◆ **WHAT IS EXPECTED**: Below are the records; count how many of their lines contain the word "list" and give that number only.

****************

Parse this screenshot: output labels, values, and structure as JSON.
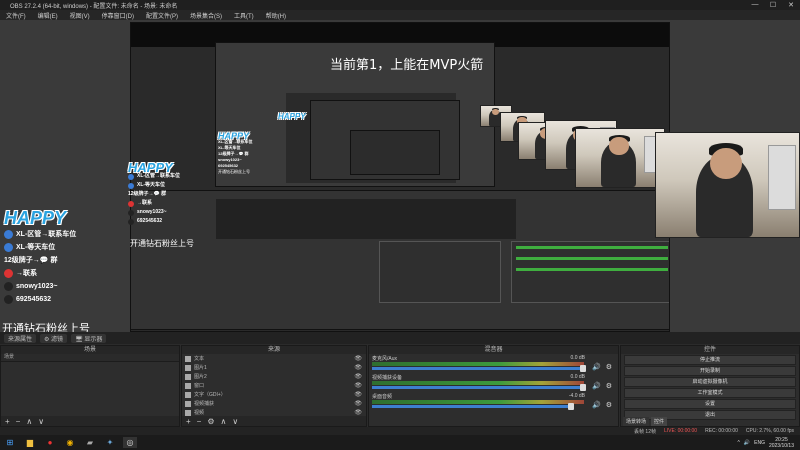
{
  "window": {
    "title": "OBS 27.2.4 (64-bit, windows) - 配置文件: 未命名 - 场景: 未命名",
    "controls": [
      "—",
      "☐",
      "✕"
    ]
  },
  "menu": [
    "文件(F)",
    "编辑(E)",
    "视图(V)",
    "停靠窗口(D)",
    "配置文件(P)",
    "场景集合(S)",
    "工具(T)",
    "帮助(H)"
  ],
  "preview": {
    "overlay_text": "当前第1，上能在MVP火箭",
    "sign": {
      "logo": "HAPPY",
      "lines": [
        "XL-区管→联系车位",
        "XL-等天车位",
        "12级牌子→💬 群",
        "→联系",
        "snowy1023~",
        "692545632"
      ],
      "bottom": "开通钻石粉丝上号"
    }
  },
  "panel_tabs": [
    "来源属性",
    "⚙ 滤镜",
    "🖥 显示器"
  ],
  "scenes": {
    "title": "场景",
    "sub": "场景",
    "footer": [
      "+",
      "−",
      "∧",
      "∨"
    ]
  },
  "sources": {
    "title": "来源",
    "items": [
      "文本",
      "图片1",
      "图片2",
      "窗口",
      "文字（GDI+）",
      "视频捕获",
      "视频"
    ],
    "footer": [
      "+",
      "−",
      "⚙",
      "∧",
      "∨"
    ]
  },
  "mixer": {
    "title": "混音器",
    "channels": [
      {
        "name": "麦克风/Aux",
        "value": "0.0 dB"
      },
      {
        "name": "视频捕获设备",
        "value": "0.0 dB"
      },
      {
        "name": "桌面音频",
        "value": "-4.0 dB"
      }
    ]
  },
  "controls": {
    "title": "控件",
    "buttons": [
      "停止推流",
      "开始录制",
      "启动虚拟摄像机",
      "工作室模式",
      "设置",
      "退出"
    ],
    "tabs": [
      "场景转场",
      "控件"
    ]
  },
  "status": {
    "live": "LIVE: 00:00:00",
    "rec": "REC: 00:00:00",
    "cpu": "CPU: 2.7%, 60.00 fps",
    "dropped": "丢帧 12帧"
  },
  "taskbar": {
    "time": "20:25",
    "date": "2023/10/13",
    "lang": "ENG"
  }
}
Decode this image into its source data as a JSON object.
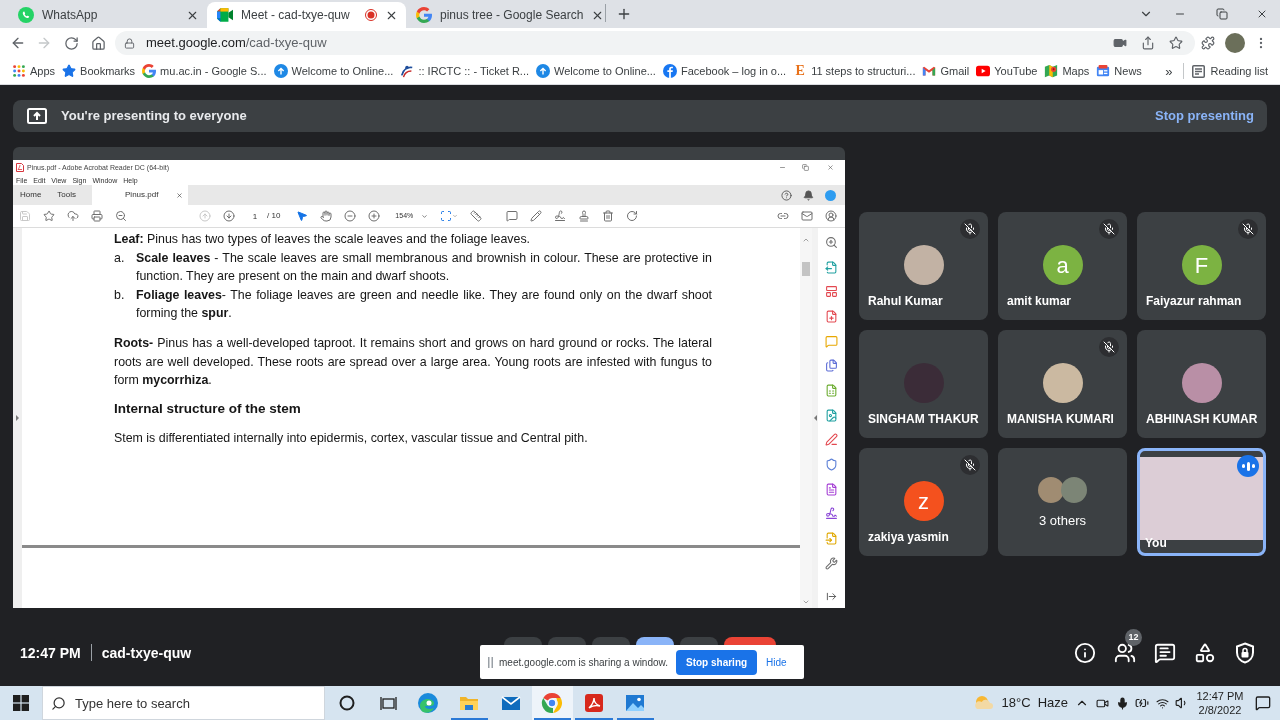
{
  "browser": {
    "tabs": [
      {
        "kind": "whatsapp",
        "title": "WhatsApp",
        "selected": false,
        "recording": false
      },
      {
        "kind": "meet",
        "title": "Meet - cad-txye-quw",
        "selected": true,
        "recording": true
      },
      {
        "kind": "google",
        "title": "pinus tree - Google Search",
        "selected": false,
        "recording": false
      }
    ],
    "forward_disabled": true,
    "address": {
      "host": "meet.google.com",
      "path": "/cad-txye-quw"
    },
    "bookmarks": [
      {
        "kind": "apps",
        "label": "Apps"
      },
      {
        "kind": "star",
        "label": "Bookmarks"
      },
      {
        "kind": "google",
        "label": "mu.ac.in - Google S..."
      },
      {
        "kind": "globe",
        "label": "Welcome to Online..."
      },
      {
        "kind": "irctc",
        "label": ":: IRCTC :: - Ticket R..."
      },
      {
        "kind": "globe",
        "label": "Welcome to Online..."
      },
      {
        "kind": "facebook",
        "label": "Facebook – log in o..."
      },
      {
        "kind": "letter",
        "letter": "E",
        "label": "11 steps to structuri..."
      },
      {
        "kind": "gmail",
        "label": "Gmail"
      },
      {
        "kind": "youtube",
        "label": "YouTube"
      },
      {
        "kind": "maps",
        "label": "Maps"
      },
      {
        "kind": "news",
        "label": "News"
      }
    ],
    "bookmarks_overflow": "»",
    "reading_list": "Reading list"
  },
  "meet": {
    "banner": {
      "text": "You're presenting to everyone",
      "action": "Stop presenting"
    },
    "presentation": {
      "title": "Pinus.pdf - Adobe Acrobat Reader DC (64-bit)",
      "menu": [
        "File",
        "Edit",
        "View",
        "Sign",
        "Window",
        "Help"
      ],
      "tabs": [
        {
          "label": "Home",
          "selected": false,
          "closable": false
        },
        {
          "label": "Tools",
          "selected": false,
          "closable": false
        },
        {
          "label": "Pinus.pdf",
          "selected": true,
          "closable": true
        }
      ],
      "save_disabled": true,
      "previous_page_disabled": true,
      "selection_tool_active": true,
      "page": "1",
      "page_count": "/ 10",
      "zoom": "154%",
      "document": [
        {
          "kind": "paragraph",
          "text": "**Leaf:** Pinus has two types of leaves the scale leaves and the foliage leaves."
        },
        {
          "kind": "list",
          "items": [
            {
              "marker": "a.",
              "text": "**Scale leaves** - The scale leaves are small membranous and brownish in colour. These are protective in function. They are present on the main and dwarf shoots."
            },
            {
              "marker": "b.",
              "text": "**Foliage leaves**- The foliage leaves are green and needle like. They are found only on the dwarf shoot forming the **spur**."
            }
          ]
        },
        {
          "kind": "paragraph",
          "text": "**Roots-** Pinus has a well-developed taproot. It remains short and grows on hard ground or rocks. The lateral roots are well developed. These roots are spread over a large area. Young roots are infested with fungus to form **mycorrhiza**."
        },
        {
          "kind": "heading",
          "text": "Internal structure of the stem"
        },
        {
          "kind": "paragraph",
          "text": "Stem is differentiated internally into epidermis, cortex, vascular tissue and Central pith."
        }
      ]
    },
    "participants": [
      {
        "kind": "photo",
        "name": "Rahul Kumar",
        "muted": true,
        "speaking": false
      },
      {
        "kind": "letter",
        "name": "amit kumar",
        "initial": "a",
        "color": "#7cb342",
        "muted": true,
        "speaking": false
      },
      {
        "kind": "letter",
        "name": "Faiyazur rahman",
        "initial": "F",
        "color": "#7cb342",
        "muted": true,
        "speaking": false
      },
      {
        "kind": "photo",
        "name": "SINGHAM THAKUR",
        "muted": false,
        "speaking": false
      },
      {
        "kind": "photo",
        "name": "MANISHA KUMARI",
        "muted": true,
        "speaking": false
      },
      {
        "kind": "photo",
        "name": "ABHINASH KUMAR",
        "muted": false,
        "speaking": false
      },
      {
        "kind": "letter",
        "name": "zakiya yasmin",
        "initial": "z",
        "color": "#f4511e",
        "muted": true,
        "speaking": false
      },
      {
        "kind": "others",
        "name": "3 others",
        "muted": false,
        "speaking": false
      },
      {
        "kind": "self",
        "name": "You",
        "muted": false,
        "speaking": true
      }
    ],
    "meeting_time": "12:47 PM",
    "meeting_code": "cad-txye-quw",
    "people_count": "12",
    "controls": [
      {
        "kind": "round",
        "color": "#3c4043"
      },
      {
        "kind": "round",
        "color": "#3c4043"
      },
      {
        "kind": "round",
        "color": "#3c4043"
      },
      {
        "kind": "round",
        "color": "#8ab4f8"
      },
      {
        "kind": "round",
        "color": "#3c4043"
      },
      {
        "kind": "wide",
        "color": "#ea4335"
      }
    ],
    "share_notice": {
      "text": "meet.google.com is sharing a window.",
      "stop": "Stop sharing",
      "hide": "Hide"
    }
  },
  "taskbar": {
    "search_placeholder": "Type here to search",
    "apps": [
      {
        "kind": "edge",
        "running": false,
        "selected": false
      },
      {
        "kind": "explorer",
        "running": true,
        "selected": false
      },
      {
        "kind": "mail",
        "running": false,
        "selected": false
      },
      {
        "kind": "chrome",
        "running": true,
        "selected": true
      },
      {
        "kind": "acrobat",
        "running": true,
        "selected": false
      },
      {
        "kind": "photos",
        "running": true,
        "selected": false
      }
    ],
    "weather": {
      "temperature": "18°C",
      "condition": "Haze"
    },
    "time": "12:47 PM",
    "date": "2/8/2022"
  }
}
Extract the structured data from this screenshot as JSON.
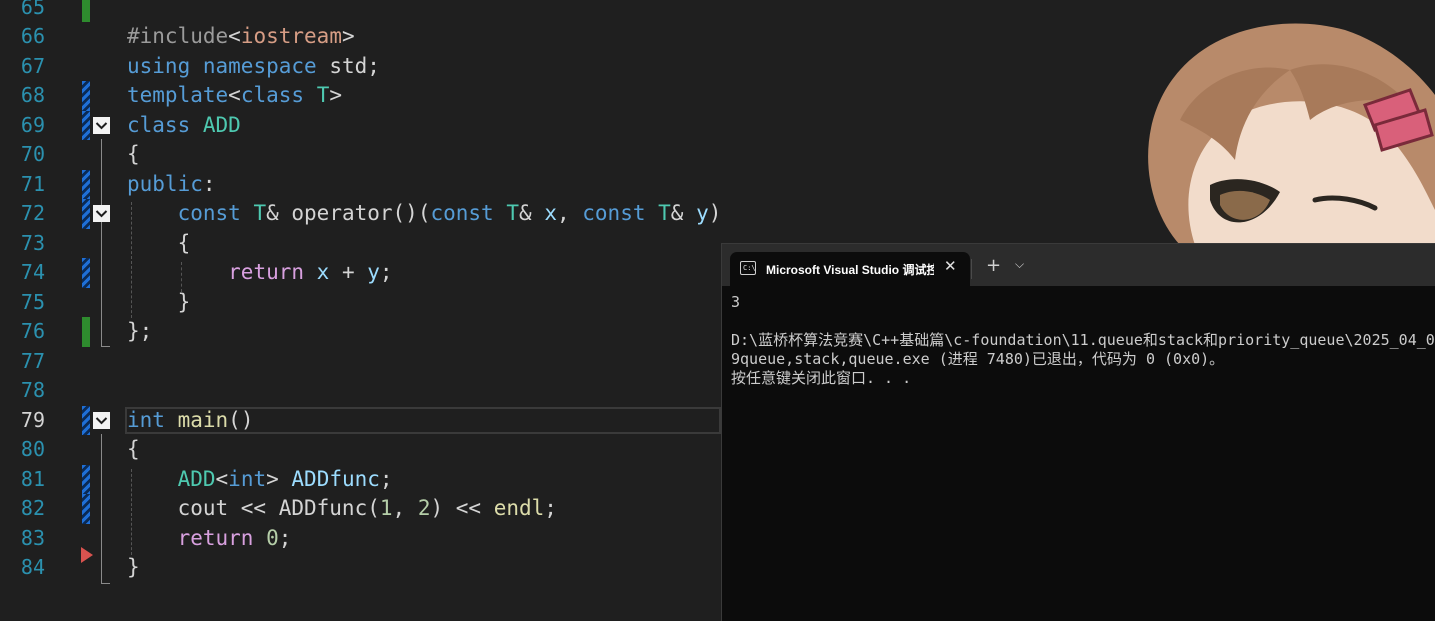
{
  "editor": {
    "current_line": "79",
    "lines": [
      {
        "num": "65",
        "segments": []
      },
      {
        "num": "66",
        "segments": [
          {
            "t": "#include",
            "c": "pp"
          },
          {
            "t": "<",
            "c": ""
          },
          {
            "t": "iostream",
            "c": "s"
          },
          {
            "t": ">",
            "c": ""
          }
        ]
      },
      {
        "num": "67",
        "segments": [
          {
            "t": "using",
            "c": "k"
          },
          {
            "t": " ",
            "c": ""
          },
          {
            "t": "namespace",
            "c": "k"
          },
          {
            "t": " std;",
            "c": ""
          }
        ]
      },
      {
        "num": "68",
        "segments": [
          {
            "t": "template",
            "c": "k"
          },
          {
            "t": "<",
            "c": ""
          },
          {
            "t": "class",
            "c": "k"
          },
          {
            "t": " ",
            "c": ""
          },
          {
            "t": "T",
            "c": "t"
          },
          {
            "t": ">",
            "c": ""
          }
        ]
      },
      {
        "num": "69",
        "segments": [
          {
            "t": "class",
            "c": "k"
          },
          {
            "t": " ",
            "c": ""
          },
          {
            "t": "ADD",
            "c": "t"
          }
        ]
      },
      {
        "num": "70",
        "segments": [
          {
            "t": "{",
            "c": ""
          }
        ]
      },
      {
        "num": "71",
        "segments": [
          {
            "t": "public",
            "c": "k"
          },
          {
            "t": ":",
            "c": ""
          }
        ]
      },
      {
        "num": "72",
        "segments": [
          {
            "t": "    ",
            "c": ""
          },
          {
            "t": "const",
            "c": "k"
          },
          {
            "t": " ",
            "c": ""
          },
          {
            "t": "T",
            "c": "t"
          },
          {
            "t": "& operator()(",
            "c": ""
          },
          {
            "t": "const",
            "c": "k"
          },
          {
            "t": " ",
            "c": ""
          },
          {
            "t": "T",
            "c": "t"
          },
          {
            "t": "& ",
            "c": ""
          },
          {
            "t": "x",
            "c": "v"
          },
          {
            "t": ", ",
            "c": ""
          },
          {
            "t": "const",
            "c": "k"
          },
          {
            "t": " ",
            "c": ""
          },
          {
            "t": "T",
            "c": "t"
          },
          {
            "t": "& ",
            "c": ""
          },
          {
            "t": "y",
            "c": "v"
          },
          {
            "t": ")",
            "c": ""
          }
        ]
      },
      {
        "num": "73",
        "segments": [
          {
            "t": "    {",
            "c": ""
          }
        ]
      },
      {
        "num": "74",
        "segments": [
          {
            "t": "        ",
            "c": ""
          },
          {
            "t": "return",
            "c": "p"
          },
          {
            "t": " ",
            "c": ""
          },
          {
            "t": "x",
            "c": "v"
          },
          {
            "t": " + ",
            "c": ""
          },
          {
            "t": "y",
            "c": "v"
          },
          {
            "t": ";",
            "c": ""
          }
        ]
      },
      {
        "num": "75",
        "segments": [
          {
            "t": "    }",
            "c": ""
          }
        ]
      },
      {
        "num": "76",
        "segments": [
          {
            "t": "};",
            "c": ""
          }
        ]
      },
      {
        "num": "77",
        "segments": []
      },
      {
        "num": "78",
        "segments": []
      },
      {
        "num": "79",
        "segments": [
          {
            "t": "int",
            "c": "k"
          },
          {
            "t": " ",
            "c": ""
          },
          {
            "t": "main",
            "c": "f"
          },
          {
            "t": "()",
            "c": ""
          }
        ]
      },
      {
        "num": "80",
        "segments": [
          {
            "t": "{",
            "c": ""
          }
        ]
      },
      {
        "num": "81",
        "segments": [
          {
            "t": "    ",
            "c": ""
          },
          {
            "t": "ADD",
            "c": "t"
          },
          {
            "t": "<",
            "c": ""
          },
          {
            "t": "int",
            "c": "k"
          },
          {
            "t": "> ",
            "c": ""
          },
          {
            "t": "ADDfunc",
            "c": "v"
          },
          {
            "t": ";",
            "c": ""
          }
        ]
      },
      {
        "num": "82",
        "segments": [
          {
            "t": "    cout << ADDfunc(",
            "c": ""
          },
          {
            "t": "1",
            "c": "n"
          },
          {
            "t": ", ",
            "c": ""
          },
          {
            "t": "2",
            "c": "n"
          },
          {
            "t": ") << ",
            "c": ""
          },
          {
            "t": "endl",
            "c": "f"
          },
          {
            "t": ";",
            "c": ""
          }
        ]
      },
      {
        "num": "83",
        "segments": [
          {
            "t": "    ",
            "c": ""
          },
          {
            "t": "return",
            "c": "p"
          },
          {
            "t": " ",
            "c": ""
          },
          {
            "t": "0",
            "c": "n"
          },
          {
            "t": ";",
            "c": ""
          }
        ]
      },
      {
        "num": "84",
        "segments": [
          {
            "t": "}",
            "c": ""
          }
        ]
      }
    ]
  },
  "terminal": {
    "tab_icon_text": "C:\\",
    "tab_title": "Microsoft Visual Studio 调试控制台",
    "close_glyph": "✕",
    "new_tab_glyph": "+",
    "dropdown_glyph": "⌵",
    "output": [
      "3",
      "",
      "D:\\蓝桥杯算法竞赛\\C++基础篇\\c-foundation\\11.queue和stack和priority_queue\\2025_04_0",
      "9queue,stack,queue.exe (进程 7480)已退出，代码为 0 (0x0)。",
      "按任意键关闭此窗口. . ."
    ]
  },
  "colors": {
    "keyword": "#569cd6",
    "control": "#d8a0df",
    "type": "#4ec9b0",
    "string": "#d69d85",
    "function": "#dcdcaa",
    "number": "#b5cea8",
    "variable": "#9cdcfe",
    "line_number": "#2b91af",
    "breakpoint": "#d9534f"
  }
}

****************

◆ **SOLUTION TO THIS EXERCISE**: 2